Mauricio Macri has cast himself as a force for change as many Argentinian voters are fed up after 12 years of rule by outgoing President Cristina Kirchner and her predecessor and late husband, Nestor Kirchner
Buenos Aires (AFP) - His rivals dismiss him as a spoiled elitist, but former football executive Mauricio Macri has united diverse political forces in Argentina, where he could win the presidency on Sunday.
In a run-off election, the graying 56-year-old is the top choice of millions of Argentines who are fed up with the hands-on economic policy of outgoing President Cristina Fernandez de Kirchner.
He is also the favorite candidate of big businesses because he has proposed easing restrictions on imports and dollar transactions and liberalizing the economy after 12 years of rule by Kirchner and the Peronist movement.
Macri rose to fame as the president of Argentina's most popular football club, Boca Juniors.
"I wanted to be Boca's number nine" striker, he once said. Instead he led in the boardroom during the team's most successful period, seeing it win 17 titles.
That powerful position catapulted him into politics.

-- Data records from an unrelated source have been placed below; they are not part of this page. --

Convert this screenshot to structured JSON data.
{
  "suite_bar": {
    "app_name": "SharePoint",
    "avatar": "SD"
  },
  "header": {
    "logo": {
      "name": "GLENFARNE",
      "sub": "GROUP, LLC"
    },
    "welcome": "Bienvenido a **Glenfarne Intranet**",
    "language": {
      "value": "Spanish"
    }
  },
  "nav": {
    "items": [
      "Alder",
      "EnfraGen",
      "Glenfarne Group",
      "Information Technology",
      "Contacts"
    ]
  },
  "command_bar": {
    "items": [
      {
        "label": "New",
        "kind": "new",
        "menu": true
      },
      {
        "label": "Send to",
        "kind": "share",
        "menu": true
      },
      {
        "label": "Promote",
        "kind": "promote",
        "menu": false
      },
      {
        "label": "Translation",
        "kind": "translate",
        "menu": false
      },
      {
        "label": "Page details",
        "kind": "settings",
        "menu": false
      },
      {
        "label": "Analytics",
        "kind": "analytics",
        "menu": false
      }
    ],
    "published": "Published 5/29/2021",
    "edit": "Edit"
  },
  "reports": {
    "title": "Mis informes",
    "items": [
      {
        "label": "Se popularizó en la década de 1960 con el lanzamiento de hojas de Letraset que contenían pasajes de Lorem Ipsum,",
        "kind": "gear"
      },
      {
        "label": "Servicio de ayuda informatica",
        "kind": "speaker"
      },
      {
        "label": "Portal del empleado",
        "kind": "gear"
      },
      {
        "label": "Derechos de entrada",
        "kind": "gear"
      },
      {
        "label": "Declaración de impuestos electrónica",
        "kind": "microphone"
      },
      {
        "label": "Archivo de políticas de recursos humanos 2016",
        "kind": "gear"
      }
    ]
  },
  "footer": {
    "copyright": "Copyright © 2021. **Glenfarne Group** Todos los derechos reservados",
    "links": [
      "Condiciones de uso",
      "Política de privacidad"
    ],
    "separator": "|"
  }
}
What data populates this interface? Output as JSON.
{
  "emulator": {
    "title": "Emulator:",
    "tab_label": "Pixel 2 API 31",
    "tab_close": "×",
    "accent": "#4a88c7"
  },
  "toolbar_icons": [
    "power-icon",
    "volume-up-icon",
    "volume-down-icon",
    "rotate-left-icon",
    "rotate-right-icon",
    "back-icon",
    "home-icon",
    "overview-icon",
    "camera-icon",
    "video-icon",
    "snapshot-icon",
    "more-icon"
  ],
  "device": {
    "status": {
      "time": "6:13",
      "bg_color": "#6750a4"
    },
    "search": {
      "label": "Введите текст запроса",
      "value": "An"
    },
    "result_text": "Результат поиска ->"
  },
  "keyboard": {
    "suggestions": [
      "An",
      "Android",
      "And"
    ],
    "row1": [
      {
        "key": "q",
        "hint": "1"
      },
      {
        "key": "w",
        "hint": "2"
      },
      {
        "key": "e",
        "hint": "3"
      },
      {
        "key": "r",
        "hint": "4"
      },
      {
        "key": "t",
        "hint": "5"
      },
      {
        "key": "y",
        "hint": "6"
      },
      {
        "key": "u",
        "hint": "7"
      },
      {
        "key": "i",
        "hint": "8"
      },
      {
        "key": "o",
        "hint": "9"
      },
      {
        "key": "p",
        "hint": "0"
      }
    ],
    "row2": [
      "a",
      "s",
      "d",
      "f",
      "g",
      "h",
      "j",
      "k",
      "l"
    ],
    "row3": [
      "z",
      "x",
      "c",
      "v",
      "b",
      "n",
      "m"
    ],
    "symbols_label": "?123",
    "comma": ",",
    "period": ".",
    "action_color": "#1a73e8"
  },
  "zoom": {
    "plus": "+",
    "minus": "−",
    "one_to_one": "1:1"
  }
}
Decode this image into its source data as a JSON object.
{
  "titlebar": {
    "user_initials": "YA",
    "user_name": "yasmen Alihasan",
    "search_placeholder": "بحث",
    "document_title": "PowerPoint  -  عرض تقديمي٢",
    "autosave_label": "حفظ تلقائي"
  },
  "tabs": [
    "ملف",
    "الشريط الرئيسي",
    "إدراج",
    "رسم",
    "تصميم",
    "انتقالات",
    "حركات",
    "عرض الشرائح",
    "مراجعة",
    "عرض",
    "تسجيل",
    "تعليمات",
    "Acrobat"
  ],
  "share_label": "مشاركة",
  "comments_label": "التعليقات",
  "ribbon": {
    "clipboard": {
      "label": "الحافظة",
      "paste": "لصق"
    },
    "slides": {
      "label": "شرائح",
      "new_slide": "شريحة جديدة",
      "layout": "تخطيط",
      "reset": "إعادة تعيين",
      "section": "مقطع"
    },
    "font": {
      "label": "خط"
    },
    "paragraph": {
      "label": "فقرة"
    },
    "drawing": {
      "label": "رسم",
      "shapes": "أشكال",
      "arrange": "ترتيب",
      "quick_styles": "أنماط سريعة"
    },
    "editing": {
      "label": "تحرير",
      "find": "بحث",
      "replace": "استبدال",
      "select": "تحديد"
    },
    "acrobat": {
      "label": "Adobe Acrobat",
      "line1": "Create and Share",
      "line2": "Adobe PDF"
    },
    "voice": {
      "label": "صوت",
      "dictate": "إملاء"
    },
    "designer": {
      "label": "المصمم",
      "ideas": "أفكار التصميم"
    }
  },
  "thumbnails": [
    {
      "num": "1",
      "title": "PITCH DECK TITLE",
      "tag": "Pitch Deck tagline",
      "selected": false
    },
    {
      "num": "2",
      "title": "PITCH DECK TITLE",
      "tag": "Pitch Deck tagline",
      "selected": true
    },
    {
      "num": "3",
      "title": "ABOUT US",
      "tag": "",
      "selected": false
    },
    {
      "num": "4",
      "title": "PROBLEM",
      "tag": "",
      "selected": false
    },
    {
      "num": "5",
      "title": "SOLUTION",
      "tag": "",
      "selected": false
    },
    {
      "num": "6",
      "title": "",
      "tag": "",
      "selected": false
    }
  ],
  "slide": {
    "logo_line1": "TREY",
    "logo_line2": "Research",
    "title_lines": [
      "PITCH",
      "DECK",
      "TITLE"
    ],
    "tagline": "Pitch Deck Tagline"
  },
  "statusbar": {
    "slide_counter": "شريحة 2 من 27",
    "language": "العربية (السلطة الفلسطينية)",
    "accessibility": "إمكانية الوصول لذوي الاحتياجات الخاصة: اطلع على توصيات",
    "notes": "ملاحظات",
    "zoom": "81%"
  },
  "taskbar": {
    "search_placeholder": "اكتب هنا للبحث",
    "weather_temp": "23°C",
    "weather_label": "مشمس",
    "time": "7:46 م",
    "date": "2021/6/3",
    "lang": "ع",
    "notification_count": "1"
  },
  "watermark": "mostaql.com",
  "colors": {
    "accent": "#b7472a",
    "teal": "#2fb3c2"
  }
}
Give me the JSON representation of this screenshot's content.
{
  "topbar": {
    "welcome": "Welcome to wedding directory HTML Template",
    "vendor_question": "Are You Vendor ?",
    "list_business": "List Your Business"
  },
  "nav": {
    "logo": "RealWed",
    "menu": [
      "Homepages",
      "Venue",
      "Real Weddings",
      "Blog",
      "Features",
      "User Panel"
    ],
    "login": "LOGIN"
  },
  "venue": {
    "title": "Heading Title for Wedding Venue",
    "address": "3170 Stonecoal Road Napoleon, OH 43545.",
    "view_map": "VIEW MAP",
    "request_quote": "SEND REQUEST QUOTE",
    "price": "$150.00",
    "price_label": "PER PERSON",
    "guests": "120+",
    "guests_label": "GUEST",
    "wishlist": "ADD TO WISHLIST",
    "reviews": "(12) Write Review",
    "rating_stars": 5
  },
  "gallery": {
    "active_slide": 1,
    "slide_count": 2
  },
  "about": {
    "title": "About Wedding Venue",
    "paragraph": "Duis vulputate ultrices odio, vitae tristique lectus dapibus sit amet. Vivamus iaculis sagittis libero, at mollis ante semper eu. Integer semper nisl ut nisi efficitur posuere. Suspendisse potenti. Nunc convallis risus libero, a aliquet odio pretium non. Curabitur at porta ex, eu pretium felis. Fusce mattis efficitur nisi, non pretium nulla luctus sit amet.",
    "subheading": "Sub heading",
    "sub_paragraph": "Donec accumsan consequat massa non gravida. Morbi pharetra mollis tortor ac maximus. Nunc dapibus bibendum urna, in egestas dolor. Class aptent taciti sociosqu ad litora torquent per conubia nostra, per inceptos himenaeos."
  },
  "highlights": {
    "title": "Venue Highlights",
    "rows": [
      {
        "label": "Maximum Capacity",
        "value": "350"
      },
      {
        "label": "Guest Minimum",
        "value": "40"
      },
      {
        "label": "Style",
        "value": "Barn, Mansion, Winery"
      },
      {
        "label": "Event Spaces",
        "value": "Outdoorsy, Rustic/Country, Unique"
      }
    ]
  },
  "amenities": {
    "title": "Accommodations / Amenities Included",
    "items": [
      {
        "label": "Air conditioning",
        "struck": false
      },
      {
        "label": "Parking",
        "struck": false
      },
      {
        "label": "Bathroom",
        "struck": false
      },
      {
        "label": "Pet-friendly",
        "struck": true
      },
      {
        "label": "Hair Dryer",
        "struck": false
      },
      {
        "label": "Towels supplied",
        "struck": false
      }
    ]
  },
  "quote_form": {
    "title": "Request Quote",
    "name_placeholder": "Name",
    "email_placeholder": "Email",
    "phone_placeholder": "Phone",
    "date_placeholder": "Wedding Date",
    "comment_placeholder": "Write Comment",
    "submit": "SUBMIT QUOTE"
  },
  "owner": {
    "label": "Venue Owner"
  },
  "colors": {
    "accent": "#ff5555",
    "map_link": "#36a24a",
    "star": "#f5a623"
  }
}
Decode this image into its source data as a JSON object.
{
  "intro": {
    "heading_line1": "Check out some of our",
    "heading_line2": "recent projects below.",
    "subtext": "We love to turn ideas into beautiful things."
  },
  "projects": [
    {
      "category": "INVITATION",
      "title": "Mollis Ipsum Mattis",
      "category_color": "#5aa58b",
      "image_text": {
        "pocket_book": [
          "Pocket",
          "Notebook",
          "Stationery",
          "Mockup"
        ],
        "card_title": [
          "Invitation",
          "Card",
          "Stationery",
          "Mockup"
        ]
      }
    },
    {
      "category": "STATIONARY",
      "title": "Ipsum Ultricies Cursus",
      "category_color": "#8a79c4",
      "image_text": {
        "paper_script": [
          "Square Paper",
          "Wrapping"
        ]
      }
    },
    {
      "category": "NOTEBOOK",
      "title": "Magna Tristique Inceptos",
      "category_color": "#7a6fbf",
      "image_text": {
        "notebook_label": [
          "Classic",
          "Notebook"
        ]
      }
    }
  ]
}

He founded his Republican Proposal alliance, known as PRO, in 2005. In last month's first-round vote he surprised pollsters by finishing close behind his opponent, Kirchner's ally Daniel Scioli.
The mayor of Buenos Aires since 2007, Macri now spearheads a movement called "Let's Change" which aims to roll back policies that Kirchner says help the working class but business leaders say are wrecking economic growth.
With a broad smile beneath his piercing blue eyes, he has crisscrossed the country's poorest provinces, hugging children and grandmothers and promising not to take away anyone's social benefits but give them the chance to work.
- Life of privileged and drama -
Son of a rich businessman and educated at a private university, Macri has had to tread carefully in a country with a loaded history of class conflict.
But he has managed to draw leaders of various political stripes to his cause, including Peronists and social democrats as well as right-wingers. At rallies he has gathered members of NGOs, businesspeople and spiritual leaders.
If Macri wins Sunday's vote as polls indicate he will, he would be the first elected Argentine leader who is neither a "Peronist," a group which has dominated Argentine politics for decades, nor from the radical liberal movement.
In a country marked by electoral scandals and military coups, no other establishment figure has come this close to winning the presidency in a clean vote.
- Republican style -
Twice divorced, Macri is now married to model and fashion entrepreneur Juliana Awada -- a friend of Scioli's wife -- with whom he has a three-year-old daughter.
Macri was born in Tandil, a city in a eastern agricultural region, and grew up to manage his father's firm.
His life has been marked by dramas and scandals.
In 1991 he was kidnapped and freed two weeks later after his family paid a six million-dollar ransom.
He was cleared of smuggling charges in the 1990s and overcame accusations of links to groups of Boca football hooligans.
In a more recent case, he faces accusations that he spied on opponents.
His style has been compared to that of Republican politicians in the United States.
At colorful campaign rallies he has released yellow balloons, imitated the singer Freddie Mercury and danced the Argentine "cumbia."
He has vowed to liberalize the economy, but the contest against Scioli has also forced him to face up to voters' social demands. Scioli branded Macri a "stuck-up" elitist on Thursday.
"In the past he was just right-wing and proud of it," the sociologist Federico Gonzalez told AFP.
"Now he is like Buddha. He went out of his palace and discovered misery and sickness."